Conclusion: Unless your app is very data intensive then you won’t meet any of the data caps. Firebase will help you get your app online quickly and cheaply before scaling excellently once the users start pushing the upper limits.

NOTE: I would never recommend someone building their own backend when starting a new app. It might be that you have the skills to do it but in the long run it will cost you more (in your valuable time) than using another provider. Once your app is a great success and you are paying monthly fees to a backend then you can invest the money in creating a custom backend which suits your data type. Creating it yourself also requires a huge amount of invested time. If your app fails then this time is completely wasted.

I’ve used Firebase in production with a small MVP and for lots of smaller side projects. Here is a quick and dirty list of the good/bad:

Good

  1. Easy to get started with great API docs and rock solid SDKs
  2. 3-way data binding if you use AngularFire
  3. Addition of Google Cloud services (file storage, notifications, analytics) makes those things easier as well.
  4. Very fast client-side (if you can avoid downloading excess data)
  5. Dead simple auth module that makes me less nervous about a hack b/c Google
  6. Support for a server side SDK allows you to still use the data to render pages on the server
  7. I don’t have to worry

I’ve used Firebase in production with a small MVP and for lots of smaller side projects. Here is a quick and dirty list of the good/bad:

Good

  1. Easy to get started with great API docs and rock solid SDKs
  2. 3-way data binding if you use AngularFire
  3. Addition of Google Cloud services (file storage, notifications, analytics) makes those things easier as well.
  4. Very fast client-side (if you can avoid downloading excess data)
  5. Dead simple auth module that makes me less nervous about a hack b/c Google
  6. Support for a server side SDK allows you to still use the data to render pages on the server
  7. I don’t have to worry about managing a DB, DB server, or backups!

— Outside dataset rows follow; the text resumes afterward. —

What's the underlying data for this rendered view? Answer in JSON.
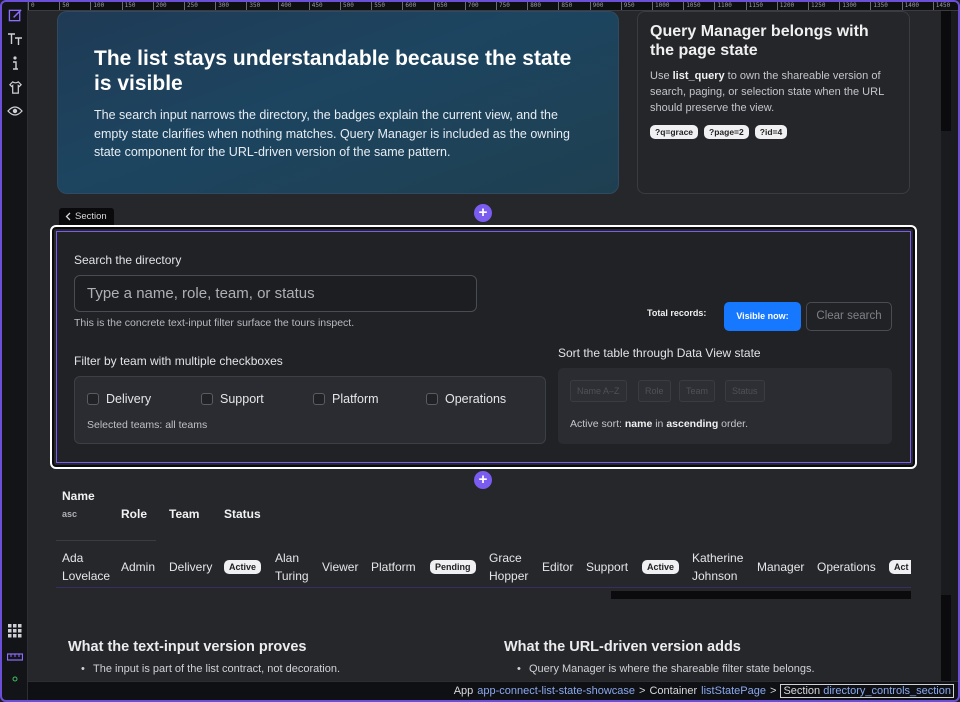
{
  "ruler": [
    "0",
    "50",
    "100",
    "150",
    "200",
    "250",
    "300",
    "350",
    "400",
    "450",
    "500",
    "550",
    "600",
    "650",
    "700",
    "750",
    "800",
    "850",
    "900",
    "950",
    "1000",
    "1050",
    "1100",
    "1150",
    "1200",
    "1250",
    "1300",
    "1350",
    "1400",
    "1450"
  ],
  "tools": [
    "edit-icon",
    "text-icon",
    "info-icon",
    "shirt-icon",
    "eye-icon"
  ],
  "bottom_tools": [
    "grid-icon",
    "ruler-icon"
  ],
  "hero": {
    "title": "The list stays understandable because the state is visible",
    "body": "The search input narrows the directory, the badges explain the current view, and the empty state clarifies when nothing matches. Query Manager is included as the owning state component for the URL-driven version of the same pattern."
  },
  "query_card": {
    "title": "Query Manager belongs with the page state",
    "body_pre": "Use ",
    "body_code": "list_query",
    "body_post": " to own the shareable version of search, paging, or selection state when the URL should preserve the view.",
    "chips": [
      "?q=grace",
      "?page=2",
      "?id=4"
    ]
  },
  "section_tag": "Section",
  "controls": {
    "search_label": "Search the directory",
    "search_placeholder": "Type a name, role, team, or status",
    "search_hint": "This is the concrete text-input filter surface the tours inspect.",
    "total_label": "Total records:",
    "visible_button": "Visible now:",
    "clear_button": "Clear search",
    "filter_label": "Filter by team with multiple checkboxes",
    "teams": [
      "Delivery",
      "Support",
      "Platform",
      "Operations"
    ],
    "selected_teams": "Selected teams: all teams",
    "sort_label": "Sort the table through Data View state",
    "sort_buttons": [
      "Name A–Z",
      "Role",
      "Team",
      "Status"
    ],
    "sort_active_pre": "Active sort: ",
    "sort_active_field": "name",
    "sort_active_mid": " in ",
    "sort_active_dir": "ascending",
    "sort_active_post": " order."
  },
  "table": {
    "headers": {
      "name": "Name",
      "name_sub": "asc",
      "role": "Role",
      "team": "Team",
      "status": "Status"
    },
    "rows": [
      {
        "name1": "Ada",
        "name2": "Lovelace",
        "role": "Admin",
        "team": "Delivery",
        "status": "Active"
      },
      {
        "name1": "Alan",
        "name2": "Turing",
        "role": "Viewer",
        "team": "Platform",
        "status": "Pending"
      },
      {
        "name1": "Grace",
        "name2": "Hopper",
        "role": "Editor",
        "team": "Support",
        "status": "Active"
      },
      {
        "name1": "Katherine",
        "name2": "Johnson",
        "role": "Manager",
        "team": "Operations",
        "status": "Act"
      }
    ]
  },
  "lower": {
    "left_title": "What the text-input version proves",
    "left_bullet": "The input is part of the list contract, not decoration.",
    "right_title": "What the URL-driven version adds",
    "right_bullet": "Query Manager is where the shareable filter state belongs."
  },
  "statusbar": {
    "app_label": "App",
    "app_name": "app-connect-list-state-showcase",
    "sep": ">",
    "container_label": "Container",
    "container_name": "listStatePage",
    "section_label": "Section",
    "section_name": "directory_controls_section"
  }
}
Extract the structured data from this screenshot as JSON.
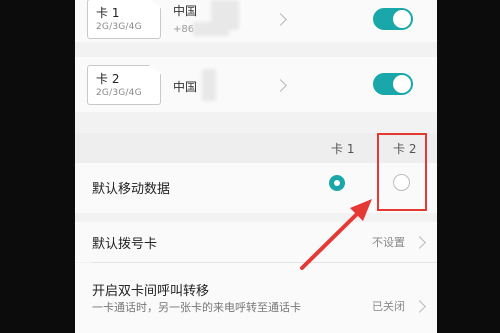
{
  "sim_cards": [
    {
      "name": "卡 1",
      "networks": "2G/3G/4G",
      "carrier": "中国",
      "number_prefix": "+86",
      "enabled": true
    },
    {
      "name": "卡 2",
      "networks": "2G/3G/4G",
      "carrier": "中国",
      "enabled": true
    }
  ],
  "columns": {
    "card1": "卡 1",
    "card2": "卡 2"
  },
  "default_data": {
    "label": "默认移动数据",
    "selected": "卡 1"
  },
  "default_dial": {
    "label": "默认拨号卡",
    "value": "不设置"
  },
  "call_forward": {
    "label": "开启双卡间呼叫转移",
    "description": "一卡通话时，另一张卡的来电呼转至通话卡",
    "value": "已关闭"
  },
  "colors": {
    "accent": "#19a7a9",
    "highlight": "#e53935"
  }
}
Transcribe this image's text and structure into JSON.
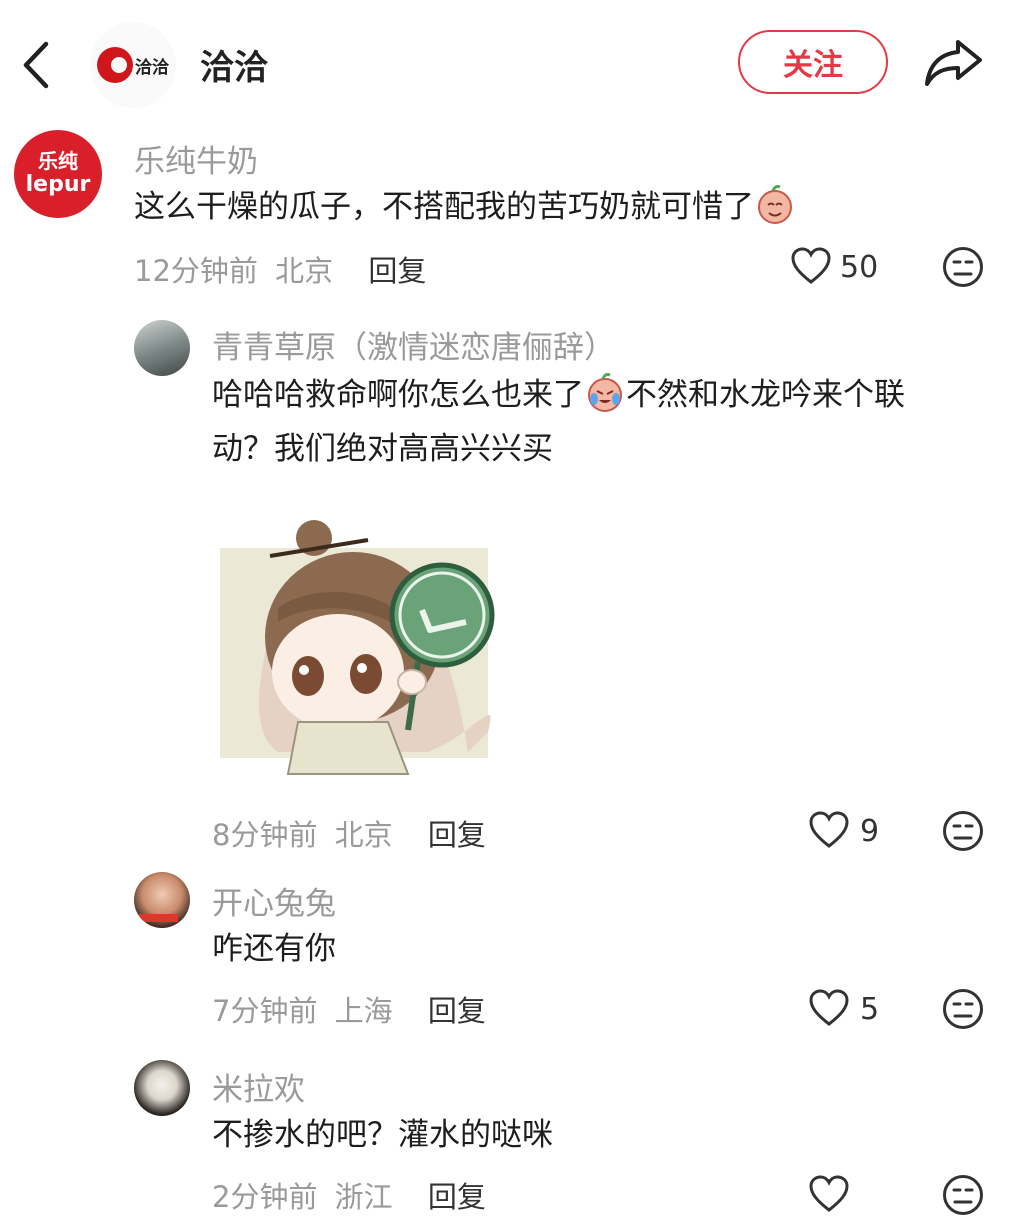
{
  "header": {
    "brand_logo_text": "洽洽",
    "brand_name": "洽洽",
    "follow_label": "关注"
  },
  "comments": [
    {
      "avatar_text_top": "乐纯",
      "avatar_text_bottom": "lepur",
      "username": "乐纯牛奶",
      "text": "这么干燥的瓜子，不搭配我的苦巧奶就可惜了",
      "time": "12分钟前",
      "location": "北京",
      "reply_label": "回复",
      "likes": "50"
    },
    {
      "username": "青青草原（激情迷恋唐俪辞）",
      "text_line1": "哈哈哈救命啊你怎么也来了",
      "text_line1b": "不然和水龙吟来个联",
      "text_line2": "动？我们绝对高高兴兴买",
      "time": "8分钟前",
      "location": "北京",
      "reply_label": "回复",
      "likes": "9"
    },
    {
      "username": "开心兔兔",
      "text": "咋还有你",
      "time": "7分钟前",
      "location": "上海",
      "reply_label": "回复",
      "likes": "5"
    },
    {
      "username": "米拉欢",
      "text": "不掺水的吧？灌水的哒咪",
      "time": "2分钟前",
      "location": "浙江",
      "reply_label": "回复"
    }
  ],
  "colors": {
    "accent": "#e23a47",
    "brand_red": "#d0161b",
    "lepur_red": "#d9202a",
    "meta_gray": "#9a9a9a"
  },
  "icons": [
    "back-arrow-icon",
    "share-icon",
    "heart-icon",
    "face-icon",
    "sticker-image"
  ]
}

Bad

  1. There is a serious lack of query power with the SDK. If you are doing any kind of data analytics, stick with SQL
  2. Lack of control over user emails/passwords (this could also be a good thing as well)
  3. In some ways, harder to structure modular code. A lot of the Firebase stuff ends up becoming spaghetti code wrapped in a method. It works, but it is not as elegant as it could be with a REST Api.

Overall, I’ve had good experiences with Firebase and would use it again to bootstrap a product. I’ll update this post when my current project grows so large that I have to migrate off of Firebase, and then we’ll see how easy that is : )